- Data for this exercise:
------------------------------------------------------------------------

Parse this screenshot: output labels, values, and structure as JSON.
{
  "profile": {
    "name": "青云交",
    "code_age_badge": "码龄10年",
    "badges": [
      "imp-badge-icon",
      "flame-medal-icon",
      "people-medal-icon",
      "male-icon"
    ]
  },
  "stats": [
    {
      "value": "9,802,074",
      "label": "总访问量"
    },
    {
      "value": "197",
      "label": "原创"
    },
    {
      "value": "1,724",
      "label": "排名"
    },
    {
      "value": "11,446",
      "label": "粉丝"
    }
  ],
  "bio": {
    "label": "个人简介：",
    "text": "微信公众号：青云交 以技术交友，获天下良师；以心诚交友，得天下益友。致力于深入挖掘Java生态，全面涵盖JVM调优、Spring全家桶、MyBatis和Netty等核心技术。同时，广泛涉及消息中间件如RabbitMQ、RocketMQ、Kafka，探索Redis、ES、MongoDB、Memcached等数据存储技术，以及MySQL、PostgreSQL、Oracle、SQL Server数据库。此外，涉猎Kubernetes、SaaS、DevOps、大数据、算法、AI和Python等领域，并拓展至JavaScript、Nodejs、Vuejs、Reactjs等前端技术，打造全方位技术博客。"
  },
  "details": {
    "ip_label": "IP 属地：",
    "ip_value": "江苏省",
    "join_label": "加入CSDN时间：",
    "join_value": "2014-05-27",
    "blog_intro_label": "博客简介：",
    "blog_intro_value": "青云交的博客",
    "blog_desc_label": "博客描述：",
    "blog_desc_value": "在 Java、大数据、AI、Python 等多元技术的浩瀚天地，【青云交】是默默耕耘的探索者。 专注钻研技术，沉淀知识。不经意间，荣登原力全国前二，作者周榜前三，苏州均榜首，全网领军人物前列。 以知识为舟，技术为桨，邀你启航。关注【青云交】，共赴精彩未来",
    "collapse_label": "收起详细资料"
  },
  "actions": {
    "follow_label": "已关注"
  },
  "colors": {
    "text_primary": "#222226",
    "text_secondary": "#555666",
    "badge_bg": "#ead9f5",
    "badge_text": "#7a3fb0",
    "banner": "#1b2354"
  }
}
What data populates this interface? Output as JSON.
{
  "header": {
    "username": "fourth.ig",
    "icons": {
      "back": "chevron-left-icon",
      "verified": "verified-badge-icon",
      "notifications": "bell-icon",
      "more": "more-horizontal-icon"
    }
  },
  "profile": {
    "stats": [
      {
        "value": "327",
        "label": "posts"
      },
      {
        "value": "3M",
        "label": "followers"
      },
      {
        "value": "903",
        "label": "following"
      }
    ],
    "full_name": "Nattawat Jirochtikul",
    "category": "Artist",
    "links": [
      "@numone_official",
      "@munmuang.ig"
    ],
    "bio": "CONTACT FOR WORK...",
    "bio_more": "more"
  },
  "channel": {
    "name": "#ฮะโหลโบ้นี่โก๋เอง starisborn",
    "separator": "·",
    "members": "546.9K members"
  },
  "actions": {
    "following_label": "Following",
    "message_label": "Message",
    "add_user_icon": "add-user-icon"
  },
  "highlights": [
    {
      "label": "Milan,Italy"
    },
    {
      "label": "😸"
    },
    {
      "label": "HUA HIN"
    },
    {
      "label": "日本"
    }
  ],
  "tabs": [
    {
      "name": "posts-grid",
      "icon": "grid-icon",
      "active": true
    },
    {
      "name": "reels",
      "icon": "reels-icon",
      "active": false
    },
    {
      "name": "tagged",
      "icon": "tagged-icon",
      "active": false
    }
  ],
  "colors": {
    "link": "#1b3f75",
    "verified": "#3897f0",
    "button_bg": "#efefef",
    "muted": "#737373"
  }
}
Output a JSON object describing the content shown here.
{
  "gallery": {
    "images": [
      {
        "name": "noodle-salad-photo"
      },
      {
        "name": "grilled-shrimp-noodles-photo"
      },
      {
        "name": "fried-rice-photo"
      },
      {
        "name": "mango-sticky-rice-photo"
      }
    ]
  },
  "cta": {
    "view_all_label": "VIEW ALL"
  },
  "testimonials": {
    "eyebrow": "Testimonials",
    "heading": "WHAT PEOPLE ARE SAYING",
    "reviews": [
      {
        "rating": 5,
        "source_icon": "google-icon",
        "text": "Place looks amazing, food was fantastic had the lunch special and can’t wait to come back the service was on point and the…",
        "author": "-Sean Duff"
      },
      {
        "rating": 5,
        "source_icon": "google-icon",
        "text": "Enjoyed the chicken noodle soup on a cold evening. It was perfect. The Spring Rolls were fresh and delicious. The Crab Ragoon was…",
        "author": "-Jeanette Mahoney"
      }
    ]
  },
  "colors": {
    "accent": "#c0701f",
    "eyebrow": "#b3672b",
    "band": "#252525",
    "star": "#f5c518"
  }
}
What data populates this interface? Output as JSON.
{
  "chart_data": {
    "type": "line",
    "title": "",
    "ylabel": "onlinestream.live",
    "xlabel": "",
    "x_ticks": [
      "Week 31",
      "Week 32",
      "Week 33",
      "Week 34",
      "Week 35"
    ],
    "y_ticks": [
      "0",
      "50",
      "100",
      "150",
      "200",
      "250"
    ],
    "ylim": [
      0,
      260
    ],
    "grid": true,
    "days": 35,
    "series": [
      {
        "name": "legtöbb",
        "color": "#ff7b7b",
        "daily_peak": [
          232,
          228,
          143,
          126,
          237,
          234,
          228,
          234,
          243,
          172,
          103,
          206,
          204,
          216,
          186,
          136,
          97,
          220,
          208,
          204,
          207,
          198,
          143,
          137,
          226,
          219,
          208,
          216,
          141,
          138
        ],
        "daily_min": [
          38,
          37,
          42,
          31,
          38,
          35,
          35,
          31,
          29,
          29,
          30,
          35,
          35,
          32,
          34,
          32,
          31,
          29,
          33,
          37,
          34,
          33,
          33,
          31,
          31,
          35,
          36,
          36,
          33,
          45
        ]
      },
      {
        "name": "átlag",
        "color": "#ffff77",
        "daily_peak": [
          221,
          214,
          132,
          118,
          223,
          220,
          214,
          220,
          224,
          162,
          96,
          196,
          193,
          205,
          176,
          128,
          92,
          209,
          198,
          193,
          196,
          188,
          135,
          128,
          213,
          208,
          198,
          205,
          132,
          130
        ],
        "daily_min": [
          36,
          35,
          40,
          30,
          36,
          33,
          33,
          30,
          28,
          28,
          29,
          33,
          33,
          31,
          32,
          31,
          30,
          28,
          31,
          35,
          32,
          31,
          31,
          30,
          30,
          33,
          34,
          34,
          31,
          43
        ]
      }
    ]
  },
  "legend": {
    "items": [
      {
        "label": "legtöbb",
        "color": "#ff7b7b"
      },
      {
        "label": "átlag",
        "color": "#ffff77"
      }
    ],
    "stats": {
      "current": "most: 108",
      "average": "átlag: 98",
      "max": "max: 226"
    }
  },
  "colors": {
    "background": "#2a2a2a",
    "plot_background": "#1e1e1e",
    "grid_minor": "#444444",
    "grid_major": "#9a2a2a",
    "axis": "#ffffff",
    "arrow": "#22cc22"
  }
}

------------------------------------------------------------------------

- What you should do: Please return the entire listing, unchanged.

- Response to the task:
Parse this screenshot: output labels, values, and structure as JSON.
{
  "profile": {
    "name": "青云交",
    "code_age_badge": "码龄10年",
    "badges": [
      "imp-badge-icon",
      "flame-medal-icon",
      "people-medal-icon",
      "male-icon"
    ]
  },
  "stats": [
    {
      "value": "9,802,074",
      "label": "总访问量"
    },
    {
      "value": "197",
      "label": "原创"
    },
    {
      "value": "1,724",
      "label": "排名"
    },
    {
      "value": "11,446",
      "label": "粉丝"
    }
  ],
  "bio": {
    "label": "个人简介：",
    "text": "微信公众号：青云交 以技术交友，获天下良师；以心诚交友，得天下益友。致力于深入挖掘Java生态，全面涵盖JVM调优、Spring全家桶、MyBatis和Netty等核心技术。同时，广泛涉及消息中间件如RabbitMQ、RocketMQ、Kafka，探索Redis、ES、MongoDB、Memcached等数据存储技术，以及MySQL、PostgreSQL、Oracle、SQL Server数据库。此外，涉猎Kubernetes、SaaS、DevOps、大数据、算法、AI和Python等领域，并拓展至JavaScript、Nodejs、Vuejs、Reactjs等前端技术，打造全方位技术博客。"
  },
  "details": {
    "ip_label": "IP 属地：",
    "ip_value": "江苏省",
    "join_label": "加入CSDN时间：",
    "join_value": "2014-05-27",
    "blog_intro_label": "博客简介：",
    "blog_intro_value": "青云交的博客",
    "blog_desc_label": "博客描述：",
    "blog_desc_value": "在 Java、大数据、AI、Python 等多元技术的浩瀚天地，【青云交】是默默耕耘的探索者。 专注钻研技术，沉淀知识。不经意间，荣登原力全国前二，作者周榜前三，苏州均榜首，全网领军人物前列。 以知识为舟，技术为桨，邀你启航。关注【青云交】，共赴精彩未来",
    "collapse_label": "收起详细资料"
  },
  "actions": {
    "follow_label": "已关注"
  },
  "colors": {
    "text_primary": "#222226",
    "text_secondary": "#555666",
    "badge_bg": "#ead9f5",
    "badge_text": "#7a3fb0",
    "banner": "#1b2354"
  }
}
What data populates this interface? Output as JSON.
{
  "header": {
    "username": "fourth.ig",
    "icons": {
      "back": "chevron-left-icon",
      "verified": "verified-badge-icon",
      "notifications": "bell-icon",
      "more": "more-horizontal-icon"
    }
  },
  "profile": {
    "stats": [
      {
        "value": "327",
        "label": "posts"
      },
      {
        "value": "3M",
        "label": "followers"
      },
      {
        "value": "903",
        "label": "following"
      }
    ],
    "full_name": "Nattawat Jirochtikul",
    "category": "Artist",
    "links": [
      "@numone_official",
      "@munmuang.ig"
    ],
    "bio": "CONTACT FOR WORK...",
    "bio_more": "more"
  },
  "channel": {
    "name": "#ฮะโหลโบ้นี่โก๋เอง starisborn",
    "separator": "·",
    "members": "546.9K members"
  },
  "actions": {
    "following_label": "Following",
    "message_label": "Message",
    "add_user_icon": "add-user-icon"
  },
  "highlights": [
    {
      "label": "Milan,Italy"
    },
    {
      "label": "😸"
    },
    {
      "label": "HUA HIN"
    },
    {
      "label": "日本"
    }
  ],
  "tabs": [
    {
      "name": "posts-grid",
      "icon": "grid-icon",
      "active": true
    },
    {
      "name": "reels",
      "icon": "reels-icon",
      "active": false
    },
    {
      "name": "tagged",
      "icon": "tagged-icon",
      "active": false
    }
  ],
  "colors": {
    "link": "#1b3f75",
    "verified": "#3897f0",
    "button_bg": "#efefef",
    "muted": "#737373"
  }
}
Output a JSON object describing the content shown here.
{
  "gallery": {
    "images": [
      {
        "name": "noodle-salad-photo"
      },
      {
        "name": "grilled-shrimp-noodles-photo"
      },
      {
        "name": "fried-rice-photo"
      },
      {
        "name": "mango-sticky-rice-photo"
      }
    ]
  },
  "cta": {
    "view_all_label": "VIEW ALL"
  },
  "testimonials": {
    "eyebrow": "Testimonials",
    "heading": "WHAT PEOPLE ARE SAYING",
    "reviews": [
      {
        "rating": 5,
        "source_icon": "google-icon",
        "text": "Place looks amazing, food was fantastic had the lunch special and can’t wait to come back the service was on point and the…",
        "author": "-Sean Duff"
      },
      {
        "rating": 5,
        "source_icon": "google-icon",
        "text": "Enjoyed the chicken noodle soup on a cold evening. It was perfect. The Spring Rolls were fresh and delicious. The Crab Ragoon was…",
        "author": "-Jeanette Mahoney"
      }
    ]
  },
  "colors": {
    "accent": "#c0701f",
    "eyebrow": "#b3672b",
    "band": "#252525",
    "star": "#f5c518"
  }
}
What data populates this interface? Output as JSON.
{
  "chart_data": {
    "type": "line",
    "title": "",
    "ylabel": "onlinestream.live",
    "xlabel": "",
    "x_ticks": [
      "Week 31",
      "Week 32",
      "Week 33",
      "Week 34",
      "Week 35"
    ],
    "y_ticks": [
      "0",
      "50",
      "100",
      "150",
      "200",
      "250"
    ],
    "ylim": [
      0,
      260
    ],
    "grid": true,
    "days": 35,
    "series": [
      {
        "name": "legtöbb",
        "color": "#ff7b7b",
        "daily_peak": [
          232,
          228,
          143,
          126,
          237,
          234,
          228,
          234,
          243,
          172,
          103,
          206,
          204,
          216,
          186,
          136,
          97,
          220,
          208,
          204,
          207,
          198,
          143,
          137,
          226,
          219,
          208,
          216,
          141,
          138
        ],
        "daily_min": [
          38,
          37,
          42,
          31,
          38,
          35,
          35,
          31,
          29,
          29,
          30,
          35,
          35,
          32,
          34,
          32,
          31,
          29,
          33,
          37,
          34,
          33,
          33,
          31,
          31,
          35,
          36,
          36,
          33,
          45
        ]
      },
      {
        "name": "átlag",
        "color": "#ffff77",
        "daily_peak": [
          221,
          214,
          132,
          118,
          223,
          220,
          214,
          220,
          224,
          162,
          96,
          196,
          193,
          205,
          176,
          128,
          92,
          209,
          198,
          193,
          196,
          188,
          135,
          128,
          213,
          208,
          198,
          205,
          132,
          130
        ],
        "daily_min": [
          36,
          35,
          40,
          30,
          36,
          33,
          33,
          30,
          28,
          28,
          29,
          33,
          33,
          31,
          32,
          31,
          30,
          28,
          31,
          35,
          32,
          31,
          31,
          30,
          30,
          33,
          34,
          34,
          31,
          43
        ]
      }
    ]
  },
  "legend": {
    "items": [
      {
        "label": "legtöbb",
        "color": "#ff7b7b"
      },
      {
        "label": "átlag",
        "color": "#ffff77"
      }
    ],
    "stats": {
      "current": "most: 108",
      "average": "átlag: 98",
      "max": "max: 226"
    }
  },
  "colors": {
    "background": "#2a2a2a",
    "plot_background": "#1e1e1e",
    "grid_minor": "#444444",
    "grid_major": "#9a2a2a",
    "axis": "#ffffff",
    "arrow": "#22cc22"
  }
}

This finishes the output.